In 2005, David Foster Wallace, a writer preternaturally gifted at predicting the world to come with his words, said this in his Kenyon College commencement speech: “The really important kind of freedom involves attention and awareness and discipline… That is real freedom. That is being educated, and understanding how to think. The alternative is unconsciousness, the default setting, the rat race, the constant gnawing sense of having had, and lost, some infinite thing.”

This understanding of the importance of attention is evidently a deeply-held belief of Butler’s too. “The spectator or listener’s attention is what makes the art,” he says. “The art is their attention. That’s where the art happens. People look at a painting on a wall and see it’s a Rembrandt and so they really look at it.

If you really look at it and you’re connected to the humanity of the brushstrokes of Rembrandt, this human painting on a wall, then you’re connected to the humanity of someone from an entirely different generation. That’s essentially what art is and that’s what music is. If that’s broken, we’re all aloof and only obsessed with ourselves. I’m speaking for myself of course,” he hastily adds at the end of this statement. 

It’s why Butler has a clear way he’d like people to receive WE. “My dream for the record is that people have the time to listen to it,” he says slowly. “There’s a lot of songs that I love but the shit that really changed me as a person was always a record. If you can try and get into that headspace of where an artist is coming from in an LP, it’s worthwhile.

I listened to Little Richard’s first record, and I know all the songs, but listening to the full record is to feel what being Little Richard was like.
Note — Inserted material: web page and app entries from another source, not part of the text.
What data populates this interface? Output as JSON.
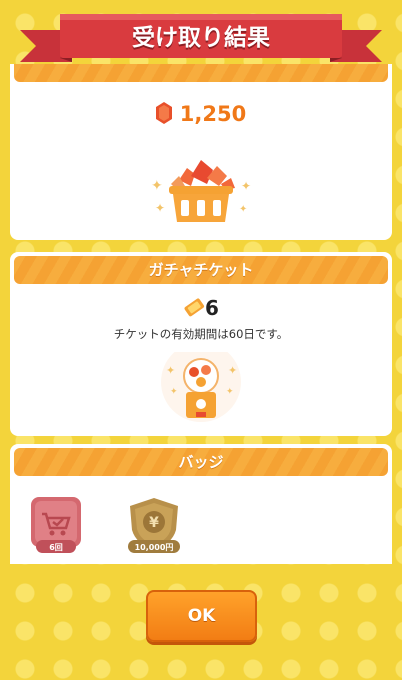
{
  "header": {
    "title": "受け取り結果"
  },
  "rupee_section": {
    "amount": "1,250"
  },
  "ticket_section": {
    "title": "ガチャチケット",
    "count": "6",
    "note": "チケットの有効期間は60日です。"
  },
  "badge_section": {
    "title": "バッジ",
    "badges": [
      {
        "label": "6回",
        "icon": "cart-check-icon",
        "color": "#d4686f"
      },
      {
        "label": "10,000円",
        "icon": "yen-shield-icon",
        "color": "#b8904a"
      }
    ]
  },
  "footer": {
    "ok_label": "OK"
  },
  "colors": {
    "accent": "#f5a233",
    "banner": "#d93b3f",
    "background": "#f3d43b"
  }
}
I feel I know him a little better after listening. I learn something about his humanity and by doing that, I’m also more in touch with my own humanity.”
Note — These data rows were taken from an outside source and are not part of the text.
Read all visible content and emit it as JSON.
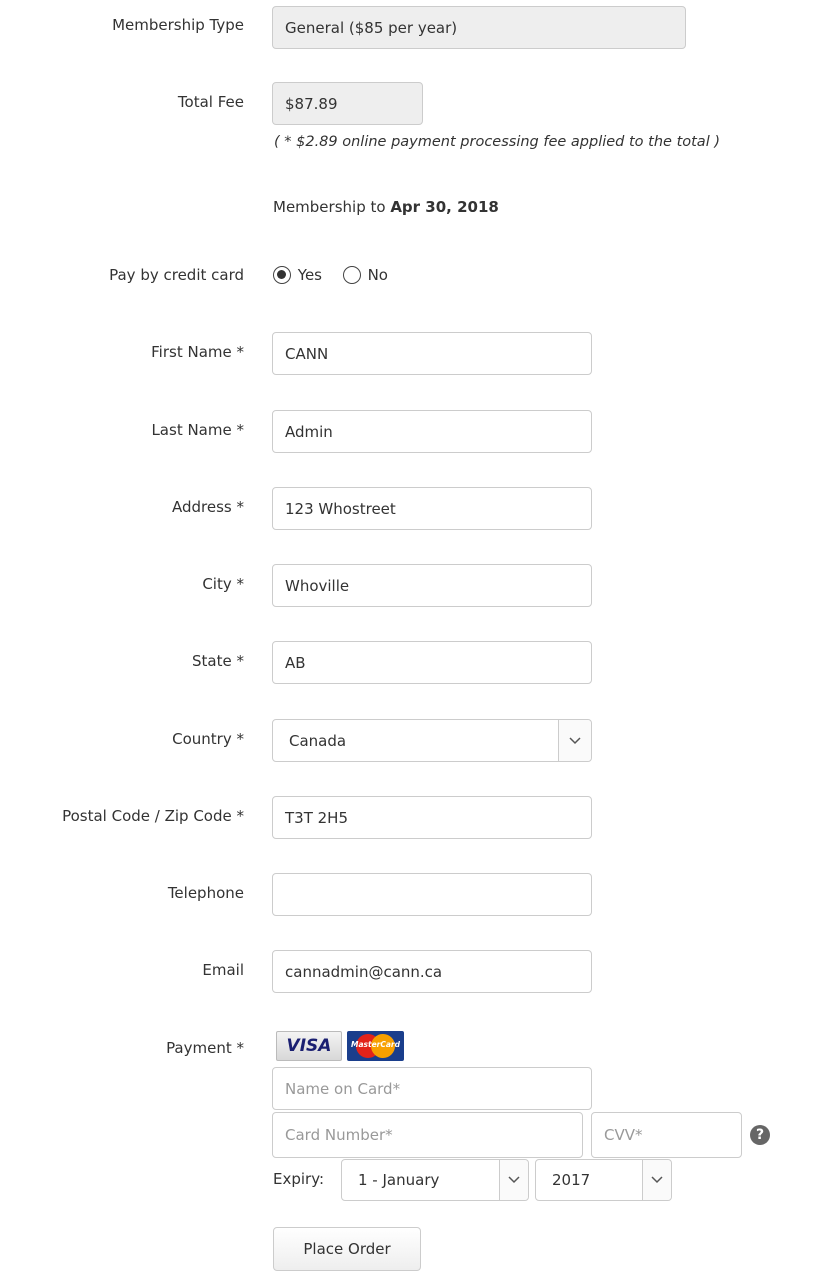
{
  "membership": {
    "type_label": "Membership Type",
    "type_value": "General ($85 per year)",
    "fee_label": "Total Fee",
    "fee_value": "$87.89",
    "fee_note": "( * $2.89 online payment processing fee applied to the total )",
    "expiry_prefix": "Membership to ",
    "expiry_date": "Apr 30, 2018"
  },
  "pay_by_card": {
    "label": "Pay by credit card",
    "yes": "Yes",
    "no": "No",
    "selected": "Yes"
  },
  "fields": {
    "first_name": {
      "label": "First Name *",
      "value": "CANN"
    },
    "last_name": {
      "label": "Last Name *",
      "value": "Admin"
    },
    "address": {
      "label": "Address *",
      "value": "123 Whostreet"
    },
    "city": {
      "label": "City *",
      "value": "Whoville"
    },
    "state": {
      "label": "State *",
      "value": "AB"
    },
    "country": {
      "label": "Country *",
      "value": "Canada"
    },
    "postal": {
      "label": "Postal Code / Zip Code *",
      "value": "T3T 2H5"
    },
    "telephone": {
      "label": "Telephone",
      "value": ""
    },
    "email": {
      "label": "Email",
      "value": "cannadmin@cann.ca"
    }
  },
  "payment": {
    "label": "Payment *",
    "visa_text": "VISA",
    "mastercard_text": "MasterCard",
    "name_placeholder": "Name on Card*",
    "number_placeholder": "Card Number*",
    "cvv_placeholder": "CVV*",
    "help_glyph": "?",
    "expiry_label": "Expiry:",
    "expiry_month": "1 - January",
    "expiry_year": "2017"
  },
  "submit_label": "Place Order"
}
He has another example. “When I first heard The Smiths, it was like the first time I tried pâté and was like ‘yuck!’ Over the course of a summer, though, I just kept listening to them and then I loved The Smiths. There’s so much shit you miss out on if you’re used to hearing things that sound a certain way and don’t let yourself really listen to it. If you watch The Godfather and you’re on your phone the whole time, you’re not going to get it all. You might think Marlon Brando is cool or you’ll like a certain scene but you’ll be missing out on the true emotional hit.”

While acknowledging that this way of listening has almost completely been eradicated in the streaming era, Butler retains a sliver of hope. His face lights up as he discusses his son again. “My son is young but he loves music and he likes really great music too. He listens to classical music, he can listen to punk rock, he can listen to anything. I do have hope, it’s not all doom and gloom. All the stuff is there on the internet, anyone can listen to Bad Brains or find full Clash performances at The Lyceum, and they can experience what a real band sounds like. 

You get the sense that, in an ideal world, this is where Butler would like his future to be: somewhere quiet and comfortable with his family, surrounded by a stack of classic records, enclosed from an increasingly turbulent world. “Ideally music can transcend in some way because if even music can’t, we’re kind of fucked, do you know what I mean? I hope it can.

This isn’t even about our records: just go listen to any record, listen to a real record,” he says with a vague gesticulation to the outside world beyond his studio. “You know what a really good album is? The White Album.”

Arcade Fire’s WE is out now.